Winnipeggers need Crimestat to work.

Crimestat 2009 Wrap Up

Crimestat Numbers – 2009 Wrap Up↑ 

In July of 2009 the Winnipeg Police Service Crimestat site showed a year to date reduction of 18% for the crime categories tracked by Crimestat compared to the same period in 2008. 

That number has now slipped to 11%. 

As indicated in the original post the overall reduction in crime numbers is driven by a decrease in the number of actual and attempted auto thefts.    

When the auto theft numbers were removed from the equation, the July numbers showed an overall increase of 6% in the other crime categories being tracked.  By year end that  number has now doubled to 12%.     

The upward trend is still driven by an increase in the number of residential break-ins (+11% January to July, +20 % January to December) and non-commercial robberies (+38% January to July, +38% January to December).  

Those percentages don’t really drive home the reality which is:  in 2009, 487 more people had their houses broken into.  As well, 409 more people in Winnipeg were mugged in 2009 than in 2008. 

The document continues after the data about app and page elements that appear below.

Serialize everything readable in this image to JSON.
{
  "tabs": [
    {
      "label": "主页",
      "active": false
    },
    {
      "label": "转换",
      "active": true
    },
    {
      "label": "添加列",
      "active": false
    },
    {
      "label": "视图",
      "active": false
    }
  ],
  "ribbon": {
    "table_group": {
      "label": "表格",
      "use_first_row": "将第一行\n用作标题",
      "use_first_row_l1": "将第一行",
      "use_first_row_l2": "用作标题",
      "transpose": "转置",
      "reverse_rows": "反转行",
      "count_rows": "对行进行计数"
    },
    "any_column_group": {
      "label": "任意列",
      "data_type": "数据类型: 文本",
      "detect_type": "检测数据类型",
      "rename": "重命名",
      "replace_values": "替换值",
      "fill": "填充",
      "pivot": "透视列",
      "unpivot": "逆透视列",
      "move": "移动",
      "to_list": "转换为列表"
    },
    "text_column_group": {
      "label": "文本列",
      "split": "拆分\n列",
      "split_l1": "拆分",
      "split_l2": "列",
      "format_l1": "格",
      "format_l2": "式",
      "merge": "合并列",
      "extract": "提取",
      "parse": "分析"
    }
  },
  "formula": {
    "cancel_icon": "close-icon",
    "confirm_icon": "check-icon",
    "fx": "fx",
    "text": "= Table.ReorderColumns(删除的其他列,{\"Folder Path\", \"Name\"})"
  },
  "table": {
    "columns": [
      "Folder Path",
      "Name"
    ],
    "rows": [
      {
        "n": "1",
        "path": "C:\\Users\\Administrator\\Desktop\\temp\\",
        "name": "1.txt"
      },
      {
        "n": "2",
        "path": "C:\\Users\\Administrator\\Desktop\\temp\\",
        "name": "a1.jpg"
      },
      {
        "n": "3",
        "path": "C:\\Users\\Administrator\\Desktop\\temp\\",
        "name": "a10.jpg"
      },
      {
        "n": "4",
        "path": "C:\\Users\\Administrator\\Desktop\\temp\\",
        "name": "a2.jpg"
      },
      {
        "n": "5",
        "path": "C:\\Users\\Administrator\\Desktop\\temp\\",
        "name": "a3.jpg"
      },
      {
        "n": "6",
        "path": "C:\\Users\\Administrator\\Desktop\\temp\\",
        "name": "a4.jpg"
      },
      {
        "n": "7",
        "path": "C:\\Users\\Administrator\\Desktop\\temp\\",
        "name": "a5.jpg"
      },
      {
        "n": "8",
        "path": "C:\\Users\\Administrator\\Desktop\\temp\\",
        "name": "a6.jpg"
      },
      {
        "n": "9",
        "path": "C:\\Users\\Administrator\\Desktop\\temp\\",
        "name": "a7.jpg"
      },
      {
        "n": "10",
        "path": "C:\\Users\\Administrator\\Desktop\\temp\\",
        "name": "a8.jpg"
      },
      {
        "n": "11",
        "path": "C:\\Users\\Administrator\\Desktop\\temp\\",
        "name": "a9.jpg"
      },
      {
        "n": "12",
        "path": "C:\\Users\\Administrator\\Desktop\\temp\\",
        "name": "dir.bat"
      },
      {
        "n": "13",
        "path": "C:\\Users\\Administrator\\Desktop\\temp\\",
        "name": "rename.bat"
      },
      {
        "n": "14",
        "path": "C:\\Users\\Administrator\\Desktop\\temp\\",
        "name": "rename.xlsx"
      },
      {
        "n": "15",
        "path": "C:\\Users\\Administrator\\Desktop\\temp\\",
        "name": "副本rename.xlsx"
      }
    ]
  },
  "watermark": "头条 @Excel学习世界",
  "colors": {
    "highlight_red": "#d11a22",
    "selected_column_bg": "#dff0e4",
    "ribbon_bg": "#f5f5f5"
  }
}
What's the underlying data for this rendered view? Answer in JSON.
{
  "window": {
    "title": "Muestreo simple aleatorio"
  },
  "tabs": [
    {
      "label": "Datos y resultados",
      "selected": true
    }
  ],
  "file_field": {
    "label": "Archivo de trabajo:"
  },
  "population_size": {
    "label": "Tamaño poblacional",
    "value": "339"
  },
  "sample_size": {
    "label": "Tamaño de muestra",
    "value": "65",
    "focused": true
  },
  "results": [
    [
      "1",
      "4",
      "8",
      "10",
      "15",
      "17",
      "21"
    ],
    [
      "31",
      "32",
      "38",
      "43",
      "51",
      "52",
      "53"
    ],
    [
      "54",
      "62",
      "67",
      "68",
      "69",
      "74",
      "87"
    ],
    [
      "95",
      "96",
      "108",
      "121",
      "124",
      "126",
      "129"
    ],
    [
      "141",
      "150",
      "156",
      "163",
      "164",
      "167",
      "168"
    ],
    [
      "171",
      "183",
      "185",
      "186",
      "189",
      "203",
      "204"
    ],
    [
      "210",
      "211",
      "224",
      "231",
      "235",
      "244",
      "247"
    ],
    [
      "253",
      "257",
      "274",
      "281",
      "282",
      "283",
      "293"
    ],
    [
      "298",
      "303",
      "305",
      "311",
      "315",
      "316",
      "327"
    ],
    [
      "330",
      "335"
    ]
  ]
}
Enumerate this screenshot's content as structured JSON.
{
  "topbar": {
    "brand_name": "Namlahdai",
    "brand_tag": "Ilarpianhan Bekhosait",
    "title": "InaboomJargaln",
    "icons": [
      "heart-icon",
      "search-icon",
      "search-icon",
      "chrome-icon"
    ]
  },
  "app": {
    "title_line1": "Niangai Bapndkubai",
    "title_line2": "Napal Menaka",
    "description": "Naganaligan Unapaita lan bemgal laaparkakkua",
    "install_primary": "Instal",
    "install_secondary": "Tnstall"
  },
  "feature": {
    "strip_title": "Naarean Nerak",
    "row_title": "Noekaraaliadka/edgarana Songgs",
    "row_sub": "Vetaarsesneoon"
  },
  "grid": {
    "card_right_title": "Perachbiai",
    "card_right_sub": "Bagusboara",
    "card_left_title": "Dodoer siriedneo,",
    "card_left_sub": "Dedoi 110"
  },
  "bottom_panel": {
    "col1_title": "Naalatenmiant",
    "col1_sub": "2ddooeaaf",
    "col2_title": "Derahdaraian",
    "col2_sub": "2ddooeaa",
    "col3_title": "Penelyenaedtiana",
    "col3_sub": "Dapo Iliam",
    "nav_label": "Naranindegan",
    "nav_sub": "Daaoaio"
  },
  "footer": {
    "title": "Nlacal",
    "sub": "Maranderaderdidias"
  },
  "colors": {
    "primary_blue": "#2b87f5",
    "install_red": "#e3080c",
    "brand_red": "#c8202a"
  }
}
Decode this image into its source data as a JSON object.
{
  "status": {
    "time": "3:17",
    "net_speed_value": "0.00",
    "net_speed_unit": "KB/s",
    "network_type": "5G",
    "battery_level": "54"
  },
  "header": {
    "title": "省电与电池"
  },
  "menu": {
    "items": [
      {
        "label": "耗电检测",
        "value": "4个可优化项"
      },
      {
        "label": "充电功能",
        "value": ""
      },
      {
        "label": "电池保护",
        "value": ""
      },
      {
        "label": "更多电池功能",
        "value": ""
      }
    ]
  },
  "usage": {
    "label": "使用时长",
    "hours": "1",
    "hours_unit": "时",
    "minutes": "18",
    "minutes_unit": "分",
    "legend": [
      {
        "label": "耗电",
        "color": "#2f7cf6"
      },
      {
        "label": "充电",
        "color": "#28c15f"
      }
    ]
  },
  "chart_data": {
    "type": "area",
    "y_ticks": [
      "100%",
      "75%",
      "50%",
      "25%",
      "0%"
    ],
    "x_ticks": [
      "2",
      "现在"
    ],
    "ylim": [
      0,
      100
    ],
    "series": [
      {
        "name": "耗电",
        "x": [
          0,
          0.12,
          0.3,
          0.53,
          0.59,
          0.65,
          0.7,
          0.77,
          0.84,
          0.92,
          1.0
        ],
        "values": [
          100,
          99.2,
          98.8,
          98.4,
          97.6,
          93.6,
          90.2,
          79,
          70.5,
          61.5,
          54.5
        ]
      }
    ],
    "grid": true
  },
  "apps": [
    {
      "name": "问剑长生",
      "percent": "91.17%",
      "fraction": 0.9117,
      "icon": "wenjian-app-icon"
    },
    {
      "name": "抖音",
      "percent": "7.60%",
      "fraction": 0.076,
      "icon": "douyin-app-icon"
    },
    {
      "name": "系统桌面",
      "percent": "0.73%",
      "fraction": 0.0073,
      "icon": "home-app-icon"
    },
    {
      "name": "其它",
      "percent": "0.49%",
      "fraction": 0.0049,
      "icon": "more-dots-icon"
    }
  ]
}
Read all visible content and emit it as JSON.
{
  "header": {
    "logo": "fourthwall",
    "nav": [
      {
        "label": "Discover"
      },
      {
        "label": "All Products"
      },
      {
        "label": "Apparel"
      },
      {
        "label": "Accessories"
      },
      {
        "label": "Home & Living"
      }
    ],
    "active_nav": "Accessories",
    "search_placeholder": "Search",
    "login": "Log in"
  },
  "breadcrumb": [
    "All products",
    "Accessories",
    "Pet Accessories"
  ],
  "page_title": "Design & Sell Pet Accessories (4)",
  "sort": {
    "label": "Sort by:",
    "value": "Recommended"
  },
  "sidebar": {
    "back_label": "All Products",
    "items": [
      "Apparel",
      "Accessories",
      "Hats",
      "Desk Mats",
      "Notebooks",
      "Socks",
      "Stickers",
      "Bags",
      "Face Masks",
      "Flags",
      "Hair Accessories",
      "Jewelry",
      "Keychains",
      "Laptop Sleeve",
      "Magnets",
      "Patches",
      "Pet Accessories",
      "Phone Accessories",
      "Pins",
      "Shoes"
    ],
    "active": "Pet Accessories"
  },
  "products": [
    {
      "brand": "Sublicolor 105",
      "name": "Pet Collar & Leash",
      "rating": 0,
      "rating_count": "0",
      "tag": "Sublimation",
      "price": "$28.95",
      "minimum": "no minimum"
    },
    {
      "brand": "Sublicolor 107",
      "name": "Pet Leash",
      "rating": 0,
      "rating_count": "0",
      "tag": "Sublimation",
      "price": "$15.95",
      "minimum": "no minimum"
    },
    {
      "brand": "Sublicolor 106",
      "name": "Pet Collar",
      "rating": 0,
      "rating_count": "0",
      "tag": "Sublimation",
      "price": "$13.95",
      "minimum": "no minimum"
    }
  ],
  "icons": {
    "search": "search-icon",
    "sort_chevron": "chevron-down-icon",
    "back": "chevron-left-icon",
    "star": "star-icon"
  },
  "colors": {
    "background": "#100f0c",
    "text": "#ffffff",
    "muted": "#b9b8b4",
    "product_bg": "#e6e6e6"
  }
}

This leads to the inevitable question:  why?  Setting aside auto theft and attempts, why are crimes in 6 of the 8 other categories of crime tracked by Crimestat higher in 2009 than in 2008?  Is Crimestat a flawed system? Is it an approach that works in other cities but not in Winnipeg?  Are the tried and true principles first introduced by William Bratton and his team in New York City in the mid -1990’s no longer relevant?  

A subsequent post will review the 4 principles that form the basis of the Crimestat approach and attempt to answer these questions and, in particular, the question, Is Crimestat broken?